## Problem to work on
Hunt through the lines below for the string "Applied" and copy each one that has it.

(App and web page records)
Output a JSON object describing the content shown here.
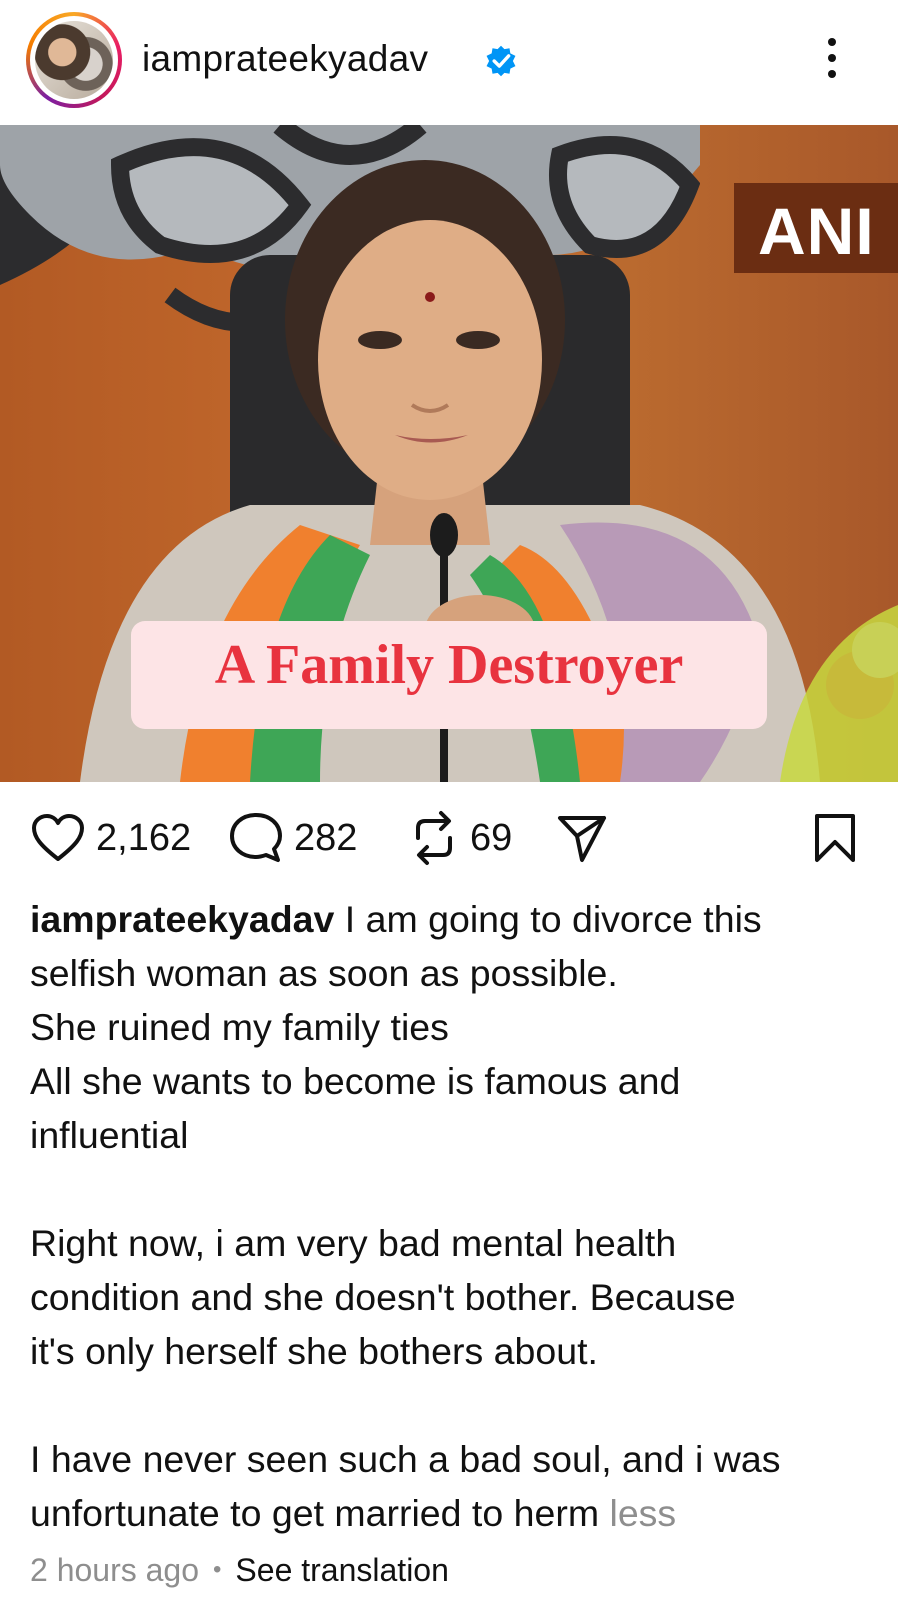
{
  "header": {
    "username": "iamprateekyadav",
    "verified_color": "#0095f6"
  },
  "post_image": {
    "channel_badge": "ANI",
    "overlay_caption": "A Family Destroyer",
    "overlay_caption_color": "#e8333f"
  },
  "actions": {
    "likes": "2,162",
    "comments": "282",
    "reposts": "69"
  },
  "caption": {
    "username": "iamprateekyadav",
    "lines": [
      "I am going to divorce this",
      "selfish woman as soon as possible.",
      "She ruined my family ties",
      "All she wants to become is famous and",
      "influential",
      "",
      "Right now, i am very bad mental health",
      "condition and she doesn't bother. Because",
      "it's only herself she bothers about.",
      "",
      "I have never seen such a bad soul, and i was",
      "unfortunate to get married to herm"
    ],
    "less_label": "less"
  },
  "meta": {
    "time": "2 hours ago",
    "separator": "•",
    "see_translation": "See translation"
  }
}
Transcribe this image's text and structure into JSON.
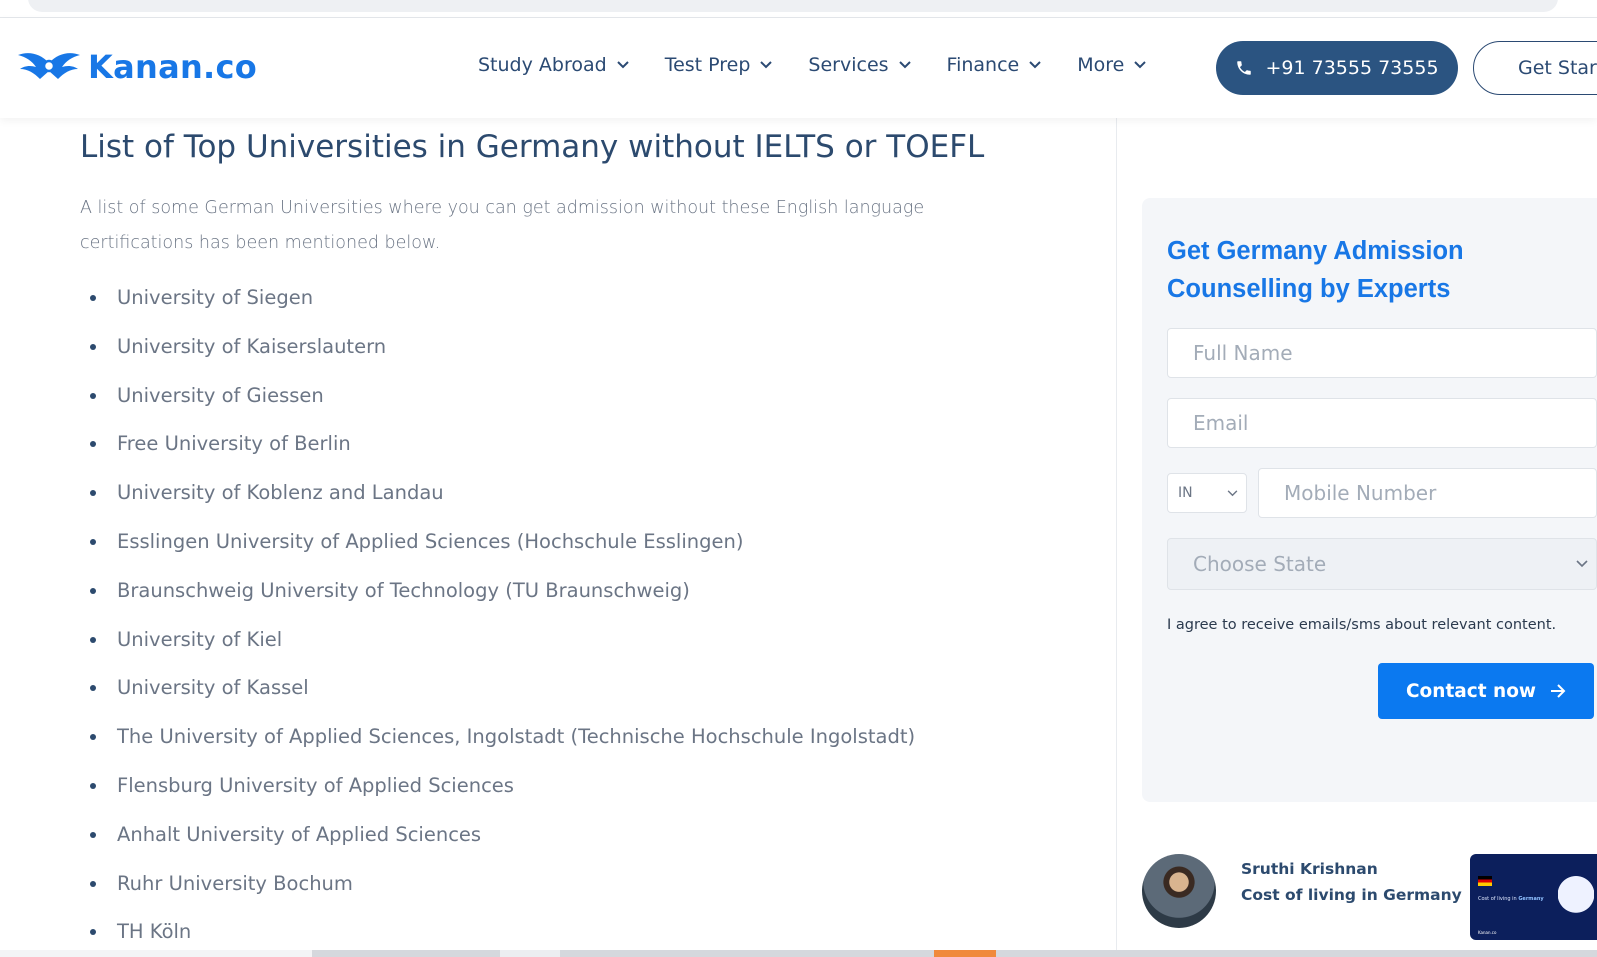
{
  "header": {
    "logo_text": "Kanan.co",
    "nav": [
      {
        "label": "Study Abroad"
      },
      {
        "label": "Test Prep"
      },
      {
        "label": "Services"
      },
      {
        "label": "Finance"
      },
      {
        "label": "More"
      }
    ],
    "phone_label": "+91 73555 73555",
    "get_started_label": "Get Start"
  },
  "main": {
    "heading": "List of Top Universities in Germany without IELTS or TOEFL",
    "intro": "A list of some German Universities where you can get admission without these English language certifications has been mentioned below.",
    "universities": [
      "University of Siegen",
      "University of Kaiserslautern",
      "University of Giessen",
      "Free University of Berlin",
      "University of Koblenz and Landau",
      "Esslingen University of Applied Sciences (Hochschule Esslingen)",
      "Braunschweig University of Technology (TU Braunschweig)",
      "University of Kiel",
      "University of Kassel",
      "The University of Applied Sciences, Ingolstadt (Technische Hochschule Ingolstadt)",
      "Flensburg University of Applied Sciences",
      "Anhalt University of Applied Sciences",
      "Ruhr University Bochum",
      "TH Köln"
    ]
  },
  "form": {
    "title": "Get Germany Admission Counselling by Experts",
    "name_placeholder": "Full Name",
    "email_placeholder": "Email",
    "country_code": "IN",
    "mobile_placeholder": "Mobile Number",
    "state_placeholder": "Choose State",
    "consent": "I agree to receive emails/sms about relevant content.",
    "submit_label": "Contact now"
  },
  "author": {
    "name": "Sruthi Krishnan",
    "article_title": "Cost of living in Germany",
    "thumb_text_a": "Cost of living in ",
    "thumb_text_b": "Germany",
    "thumb_logo": "Kanan.co"
  },
  "colors": {
    "brand_blue": "#1877e6",
    "navy": "#2b5481",
    "cta_blue": "#0b79f0"
  }
}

## Written response
      "Esslingen University of Applied Sciences (Hochschule Esslingen)",
      "The University of Applied Sciences, Ingolstadt (Technische Hochschule Ingolstadt)",
      "Flensburg University of Applied Sciences",
      "Anhalt University of Applied Sciences",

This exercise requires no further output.